Like many of us, [Emily] found herself on COVID-19 lockdown over the summer. To make the most of her time in isolation, she put together an optical audio decoder for old 16 mm film, built using modern components and a bit of 3D printing.
It all started with a broken 16 mm projector that [Emily] got from a friend. After repairing and testing the projector with a roll of film bought at a flea market, she discovered that the film contained an audio track that her projector couldn’t play. The audio track is encoded as a translucent strip with varying width, and when a mask with a narrow slit is placed over the top it modulates the amount of light that can pass through to a light sensor connected to speakers via an amplifier.
[Emily] used a pair of razor blades mounted to a 3D printed bracket to create the mask, and a TI OPT101 light sensor together with a light source to decode the optical signal. She tried to use a photoresistor and a discrete photodiode, but neither had the required sensitivity. She built a frame with adjustable positions for an idler pulley and the optical reader unit, an electronics box on one end for the electronic components, and another pulley attached to a stepper motor to cycle a short loop of the film.
Most of the projects we see involving film these days are for creating digital copies. You can digitize your old 35 mm photo film using a Raspberry Pi, some Lego pieces, and a DSLR camera, or do the same for 8 mm film with a 3D printed rig. Continue reading “Listening To Long Forgotten Voices: An Optical Audio Decoder For 16 Mm Film”
In the sixties, videotape used to film television programs was expensive. When a program had been shown as many times as the contract required the tape was wiped and reused, unless someone requested it be saved for some reason. At least, this was the BBC’s doctrine. Many episodes of the BBC’s programs have gone missing due to this reuse of the videotapes but sometimes the films of these episodes are found in an attic or storage facility. [Cplamb] brings us the story of the salvation of some episodes of British comedians Morecambe and Wise’ first series on the BBC, their first color series.
Do make duplicates, the BBC would film a television playing one of the videotapes. This film duplicate would be sent out to television stations around the world, rather than the tapes.
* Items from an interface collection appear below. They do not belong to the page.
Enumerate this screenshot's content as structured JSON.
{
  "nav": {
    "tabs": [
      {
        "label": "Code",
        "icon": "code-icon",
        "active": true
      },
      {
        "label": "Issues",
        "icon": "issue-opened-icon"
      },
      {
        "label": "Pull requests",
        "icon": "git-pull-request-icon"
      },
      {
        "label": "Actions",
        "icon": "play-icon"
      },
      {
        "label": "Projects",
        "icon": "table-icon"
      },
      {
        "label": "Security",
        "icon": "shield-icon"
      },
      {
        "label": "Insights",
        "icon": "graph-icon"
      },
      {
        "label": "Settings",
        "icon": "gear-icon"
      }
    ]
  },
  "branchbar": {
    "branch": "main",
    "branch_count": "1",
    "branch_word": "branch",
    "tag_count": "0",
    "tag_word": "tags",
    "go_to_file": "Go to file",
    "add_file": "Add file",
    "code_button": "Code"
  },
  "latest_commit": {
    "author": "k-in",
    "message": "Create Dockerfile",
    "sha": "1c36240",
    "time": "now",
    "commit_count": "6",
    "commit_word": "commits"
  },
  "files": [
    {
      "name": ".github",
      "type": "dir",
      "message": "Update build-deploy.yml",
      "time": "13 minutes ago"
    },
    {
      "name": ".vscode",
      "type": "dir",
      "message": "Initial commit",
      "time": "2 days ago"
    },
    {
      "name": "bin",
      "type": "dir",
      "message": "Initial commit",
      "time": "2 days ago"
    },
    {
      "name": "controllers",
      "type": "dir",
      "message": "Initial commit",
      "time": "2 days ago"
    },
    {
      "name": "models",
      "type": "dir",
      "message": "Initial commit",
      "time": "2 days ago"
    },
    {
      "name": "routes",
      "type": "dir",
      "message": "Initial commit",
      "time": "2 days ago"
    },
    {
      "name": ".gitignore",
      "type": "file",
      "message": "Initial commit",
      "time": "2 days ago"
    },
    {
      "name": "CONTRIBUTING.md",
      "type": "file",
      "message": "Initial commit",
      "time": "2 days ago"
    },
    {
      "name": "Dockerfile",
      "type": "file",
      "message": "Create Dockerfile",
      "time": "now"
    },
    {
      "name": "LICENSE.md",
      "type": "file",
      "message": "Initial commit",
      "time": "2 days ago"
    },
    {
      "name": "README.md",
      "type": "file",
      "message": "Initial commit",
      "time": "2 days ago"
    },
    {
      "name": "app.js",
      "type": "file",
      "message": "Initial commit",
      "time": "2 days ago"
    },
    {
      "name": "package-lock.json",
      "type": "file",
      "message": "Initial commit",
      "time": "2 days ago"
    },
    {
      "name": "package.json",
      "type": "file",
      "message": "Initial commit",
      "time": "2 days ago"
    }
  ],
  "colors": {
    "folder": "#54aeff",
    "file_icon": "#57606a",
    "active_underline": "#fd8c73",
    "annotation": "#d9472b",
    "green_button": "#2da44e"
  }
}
The Morecambe and Wise film was found in the humid basement of a television station in Nigeria. Due to the conditions, the film was “diseased” and was in danger of decomposing into soup.
A series of hacks was used to restore the episodes from the rotting film stock. X-ray microtomography was used to scan a roll of film to see if this could be used. This worked because the film has a layer of silver oxide emulsion(the image) on one side and plastic (the film stock) on the other. A program was written so that the resulting voxels could be remapped into two dimensions in order to see the original frame. However, the volume that the machine could x-ray was small – using it on an item the size of a full roll of film would probably destroy the film, if it could be done. The next hack was to cut the film into small blocks using a laser cutter. This itself seems destructive but if you can either cut it up and scan it or let it turns into soup the choice is easy.
A second part of the story has been published, but the third article in the series hasn’t been yet, so we don’t know how the resulting film looks. But this is a pretty cool story involving scanning, x-rays, programming, and laser cutters — all hallmarks of the great hacks we see on Hackaday. Check out this article on the mechanics of film projection and this one on automatically scanning 8mm film for similar style hacks.
Untold miles of film were shot by amateur filmmakers in the days before YouTube, iPhones, and even the lowly VHS camcorder. A lot of that footage remains to be discovered in attics and on the top shelves of closets, and when you find that trove of precious family memories, you’ll be glad to have this Raspberry Pi enabled frame-by-frame film digitizer at your disposal.
With a spare Super 8mm projector and a Raspberry Pi sitting around, [Joe Herman] figured he had the makings of a good way to preserve his grandfather’s old films. The secret of high-quality film transfers is a frame-by-frame capture, so [Joe] set about a thorough gutting of the projector. The original motor was scrapped in favor of one with better speed control, a magnet and reed switch were added to the driveshaft to synchronize exposures with each frame, and the optics were reversed with the Pi’s camera mounted internally and the LED light source on the outside. To deal with the high dynamic range of the source material, [Joe] wrote Python scripts to capture each frame at multiple exposures and combine the images with OpenCV. Everything is stitched together later with FFmpeg, and the results are pretty stunning if the video below is any indication.
We saw a similar frame-by-frame grabber build a few years ago, but [Joe]’s setup is nicely integrated into the old projector, and really seems to be doing the job — half a million frames of family history and counting.
Continue reading “High-Quality Film Transfers With This Raspberry Pi Frame Grabber”
When [Douglas Welcome] found a disposed Kalart Craig 16 mm Projecto-Editor on the curb, he knew it was destined for retro-greatness. This vintage looking device was once used to view and cut 16 mm film strips, and still in mint condition, it was just too cool to pass up. With help of a similarly historic Raspberry Pi 1 Model B, and a little LCD screen, [Douglas] now turned the little box into an awesome retro arcade game console
Continue reading “Vintage 16mm Film Editor Is Now Retro Arcade”